((

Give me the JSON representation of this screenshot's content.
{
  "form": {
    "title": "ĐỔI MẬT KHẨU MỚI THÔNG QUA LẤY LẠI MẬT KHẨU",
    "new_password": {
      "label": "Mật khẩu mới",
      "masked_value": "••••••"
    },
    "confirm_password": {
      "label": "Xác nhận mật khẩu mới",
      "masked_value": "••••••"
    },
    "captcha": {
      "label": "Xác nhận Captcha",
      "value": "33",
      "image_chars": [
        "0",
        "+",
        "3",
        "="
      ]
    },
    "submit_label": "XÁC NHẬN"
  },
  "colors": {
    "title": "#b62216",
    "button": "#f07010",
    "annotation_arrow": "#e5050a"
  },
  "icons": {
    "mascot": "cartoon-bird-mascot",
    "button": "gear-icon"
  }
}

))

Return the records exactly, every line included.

Give me the JSON representation of this screenshot's content.
{
  "form": {
    "title": "ĐỔI MẬT KHẨU MỚI THÔNG QUA LẤY LẠI MẬT KHẨU",
    "new_password": {
      "label": "Mật khẩu mới",
      "masked_value": "••••••"
    },
    "confirm_password": {
      "label": "Xác nhận mật khẩu mới",
      "masked_value": "••••••"
    },
    "captcha": {
      "label": "Xác nhận Captcha",
      "value": "33",
      "image_chars": [
        "0",
        "+",
        "3",
        "="
      ]
    },
    "submit_label": "XÁC NHẬN"
  },
  "colors": {
    "title": "#b62216",
    "button": "#f07010",
    "annotation_arrow": "#e5050a"
  },
  "icons": {
    "mascot": "cartoon-bird-mascot",
    "button": "gear-icon"
  }
}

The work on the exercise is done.